YOUR OBJECTIVE
What you give back must match the records below exactly, apart from the pictures, which are omitted.

---- DATASET

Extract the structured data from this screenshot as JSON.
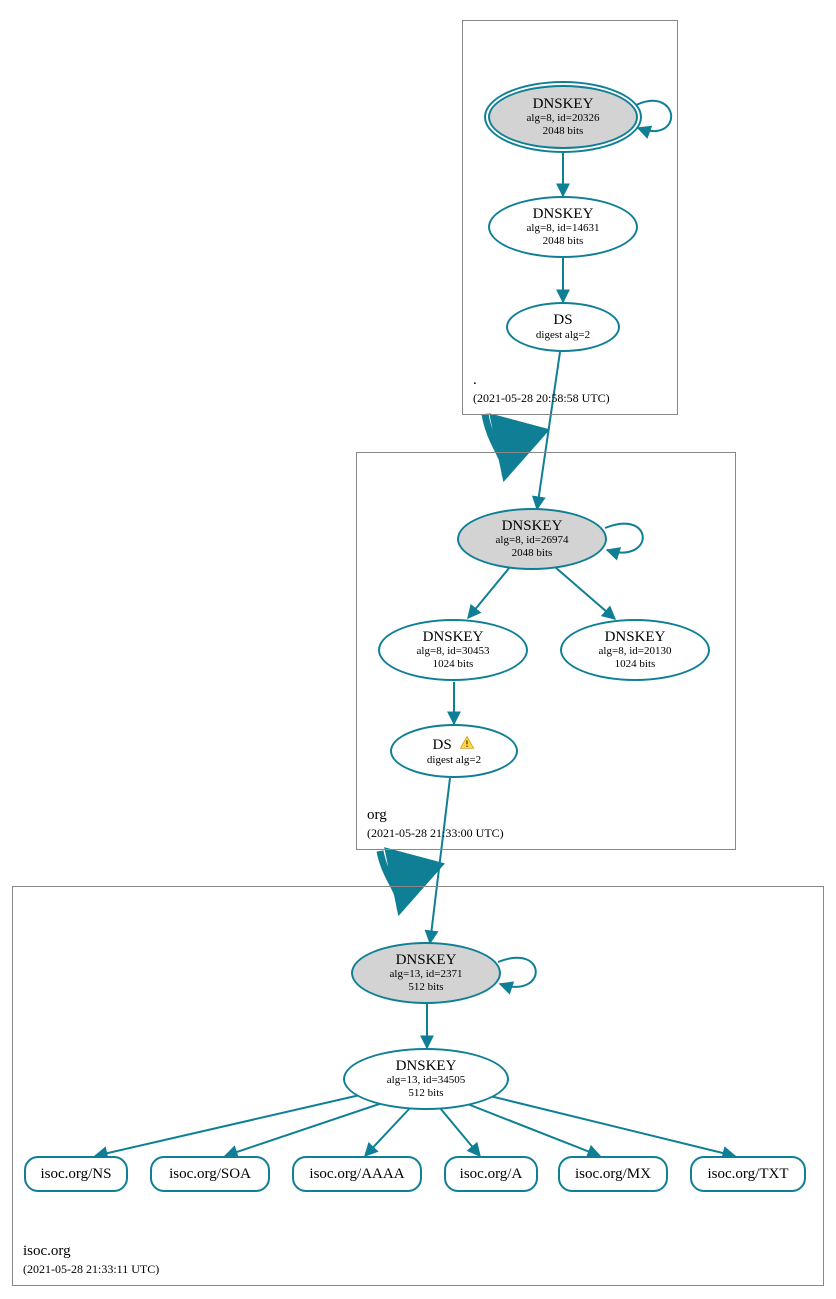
{
  "zones": {
    "root": {
      "name": ".",
      "ts": "(2021-05-28 20:58:58 UTC)"
    },
    "org": {
      "name": "org",
      "ts": "(2021-05-28 21:33:00 UTC)"
    },
    "isoc": {
      "name": "isoc.org",
      "ts": "(2021-05-28 21:33:11 UTC)"
    }
  },
  "nodes": {
    "root_ksk": {
      "title": "DNSKEY",
      "sub1": "alg=8, id=20326",
      "sub2": "2048 bits"
    },
    "root_zsk": {
      "title": "DNSKEY",
      "sub1": "alg=8, id=14631",
      "sub2": "2048 bits"
    },
    "root_ds": {
      "title": "DS",
      "sub1": "digest alg=2"
    },
    "org_ksk": {
      "title": "DNSKEY",
      "sub1": "alg=8, id=26974",
      "sub2": "2048 bits"
    },
    "org_zsk1": {
      "title": "DNSKEY",
      "sub1": "alg=8, id=30453",
      "sub2": "1024 bits"
    },
    "org_zsk2": {
      "title": "DNSKEY",
      "sub1": "alg=8, id=20130",
      "sub2": "1024 bits"
    },
    "org_ds": {
      "title": "DS",
      "sub1": "digest alg=2"
    },
    "isoc_ksk": {
      "title": "DNSKEY",
      "sub1": "alg=13, id=2371",
      "sub2": "512 bits"
    },
    "isoc_zsk": {
      "title": "DNSKEY",
      "sub1": "alg=13, id=34505",
      "sub2": "512 bits"
    }
  },
  "rr": {
    "ns": "isoc.org/NS",
    "soa": "isoc.org/SOA",
    "aaaa": "isoc.org/AAAA",
    "a": "isoc.org/A",
    "mx": "isoc.org/MX",
    "txt": "isoc.org/TXT"
  }
}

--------

TASK RESULT
Extract the structured data from this screenshot as JSON.
{
  "zones": {
    "root": {
      "name": ".",
      "ts": "(2021-05-28 20:58:58 UTC)"
    },
    "org": {
      "name": "org",
      "ts": "(2021-05-28 21:33:00 UTC)"
    },
    "isoc": {
      "name": "isoc.org",
      "ts": "(2021-05-28 21:33:11 UTC)"
    }
  },
  "nodes": {
    "root_ksk": {
      "title": "DNSKEY",
      "sub1": "alg=8, id=20326",
      "sub2": "2048 bits"
    },
    "root_zsk": {
      "title": "DNSKEY",
      "sub1": "alg=8, id=14631",
      "sub2": "2048 bits"
    },
    "root_ds": {
      "title": "DS",
      "sub1": "digest alg=2"
    },
    "org_ksk": {
      "title": "DNSKEY",
      "sub1": "alg=8, id=26974",
      "sub2": "2048 bits"
    },
    "org_zsk1": {
      "title": "DNSKEY",
      "sub1": "alg=8, id=30453",
      "sub2": "1024 bits"
    },
    "org_zsk2": {
      "title": "DNSKEY",
      "sub1": "alg=8, id=20130",
      "sub2": "1024 bits"
    },
    "org_ds": {
      "title": "DS",
      "sub1": "digest alg=2"
    },
    "isoc_ksk": {
      "title": "DNSKEY",
      "sub1": "alg=13, id=2371",
      "sub2": "512 bits"
    },
    "isoc_zsk": {
      "title": "DNSKEY",
      "sub1": "alg=13, id=34505",
      "sub2": "512 bits"
    }
  },
  "rr": {
    "ns": "isoc.org/NS",
    "soa": "isoc.org/SOA",
    "aaaa": "isoc.org/AAAA",
    "a": "isoc.org/A",
    "mx": "isoc.org/MX",
    "txt": "isoc.org/TXT"
  }
}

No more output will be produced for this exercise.